AIM OF THE TASK >>
Filter task. Return each line of the material that holds the string "sent".

EXTRACTED DATA >>

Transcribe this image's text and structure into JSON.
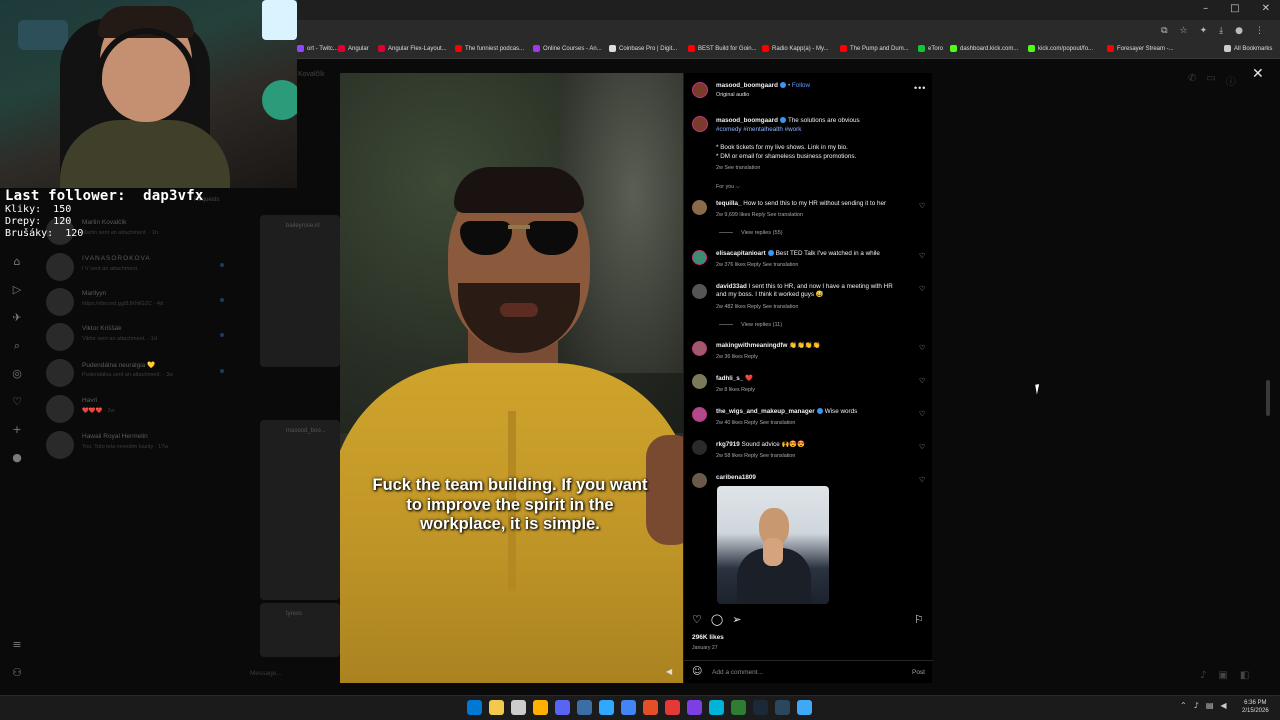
{
  "browser": {
    "window_controls": [
      "–",
      "□",
      "✕"
    ],
    "bookmarks": [
      {
        "label": "ort - Twitc...",
        "color": "#9146ff"
      },
      {
        "label": "Angular",
        "color": "#dd0031"
      },
      {
        "label": "Angular Flex-Layout...",
        "color": "#dd0031"
      },
      {
        "label": "The funniest podcas...",
        "color": "#ff0000"
      },
      {
        "label": "Online Courses - An...",
        "color": "#a435f0"
      },
      {
        "label": "Coinbase Pro | Digit...",
        "color": "#dddddd"
      },
      {
        "label": "BEST Build for Goin...",
        "color": "#ff0000"
      },
      {
        "label": "Radio Kapp(a) - My...",
        "color": "#ff0000"
      },
      {
        "label": "The Pump and Dum...",
        "color": "#ff0000"
      },
      {
        "label": "eToro",
        "color": "#13c636"
      },
      {
        "label": "dashboard.kick.com...",
        "color": "#53fc18"
      },
      {
        "label": "kick.com/popout/fo...",
        "color": "#53fc18"
      },
      {
        "label": "Foresayer Stream -...",
        "color": "#ff0000"
      },
      {
        "label": "All Bookmarks",
        "color": "#cccccc"
      }
    ]
  },
  "stream_overlay": {
    "last_follower_label": "Last follower:",
    "last_follower_name": "dap3vfx",
    "stats": [
      {
        "label": "Kliky:",
        "value": "150"
      },
      {
        "label": "Drepy:",
        "value": "120"
      },
      {
        "label": "Brušáky:",
        "value": "120"
      }
    ]
  },
  "instagram_bg": {
    "header_name": "Kovalčík",
    "requests": "Requests",
    "dms": [
      {
        "name": "Martin Kovalčík",
        "msg": "Martin sent an attachment. · 1h"
      },
      {
        "name": "IVANASOROKOVA",
        "msg": "I V sent an attachment."
      },
      {
        "name": "Marllyyn",
        "msg": "https://discord.gg/8JKNtGZC · 4d"
      },
      {
        "name": "Viktor Kriššák",
        "msg": "Viktor sent an attachment. · 1d"
      },
      {
        "name": "Pudendálna neuralgia 💛",
        "msg": "Pudendálna sent an attachment. · 3w"
      },
      {
        "name": "Havri",
        "msg": "❤️❤️❤️ · 2w"
      },
      {
        "name": "Hawaii Royal Hermelin",
        "msg": "You: Toto tela nevedim kazdy · 17w"
      }
    ],
    "thumb_users": [
      "baileyrose.irl",
      "masood_boo...",
      "tyrexs"
    ],
    "message_placeholder": "Message..."
  },
  "video": {
    "subtitle": "Fuck the team building. If you want to improve the spirit in the workplace, it is simple."
  },
  "post": {
    "author": "masood_boomgaard",
    "follow": "Follow",
    "audio": "Original audio",
    "caption_author": "masood_boomgaard",
    "caption_text": "The solutions are obvious",
    "hashtags": "#comedy #mentalhealth #work",
    "caption_line2": "* Book tickets for my live shows. Link in my bio.",
    "caption_line3": "* DM or email for shameless business promotions.",
    "caption_meta": "2w   See translation",
    "for_you": "For you ⌵",
    "comments": [
      {
        "user": "tequilla_",
        "text": "How to send this to my HR without sending it to her",
        "meta": "2w   9,699 likes   Reply   See translation",
        "replies": "View replies (55)"
      },
      {
        "user": "elisacapitanioart",
        "text": "Best TED Talk I've watched in a while",
        "meta": "2w   376 likes   Reply   See translation"
      },
      {
        "user": "david33ad",
        "text": "I sent this to HR, and now I have a meeting with HR",
        "text2": "and my boss. I think it worked guys 😅",
        "meta": "2w   482 likes   Reply   See translation",
        "replies": "View replies (11)"
      },
      {
        "user": "makingwithmeaningdfw",
        "text": "👏👏👏👏",
        "meta": "2w   36 likes   Reply"
      },
      {
        "user": "fadhli_s_",
        "text": "❤️",
        "meta": "2w   8 likes   Reply"
      },
      {
        "user": "the_wigs_and_makeup_manager",
        "text": "Wise words",
        "meta": "2w   40 likes   Reply   See translation"
      },
      {
        "user": "rkg7919",
        "text": "Sound advice 🙌😍😍",
        "meta": "2w   58 likes   Reply   See translation"
      },
      {
        "user": "caribena1809",
        "text": ""
      }
    ],
    "likes": "296K likes",
    "date": "January 27",
    "add_comment": "Add a comment...",
    "post_button": "Post"
  },
  "taskbar": {
    "time": "6:36 PM",
    "date": "2/15/2026",
    "icons": [
      "#0078d4",
      "#f2c94c",
      "#cccccc",
      "#ffb000",
      "#5865f2",
      "#3b6ea5",
      "#31a8ff",
      "#4285f4",
      "#e34f26",
      "#e53935",
      "#7b3fe4",
      "#00b4d8",
      "#2e7d32",
      "#1b2838",
      "#2a475e",
      "#3fa9f5"
    ]
  }
}
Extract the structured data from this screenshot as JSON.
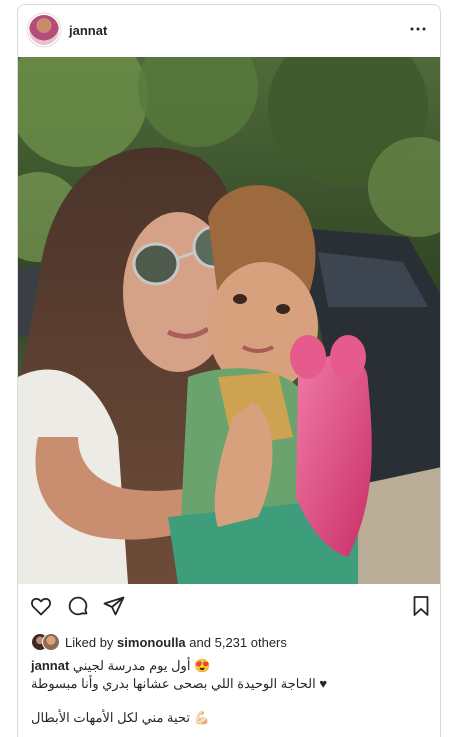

EXERCISE ANSWER >>
        "msg": "Martin sent an attachment. · 1h"
        "msg": "I V sent an attachment."
        "msg": "Viktor sent an attachment. · 1d"
        "msg": "Pudendálna sent an attachment. · 3w"
        "text": "I sent this to HR, and now I have a meeting with HR",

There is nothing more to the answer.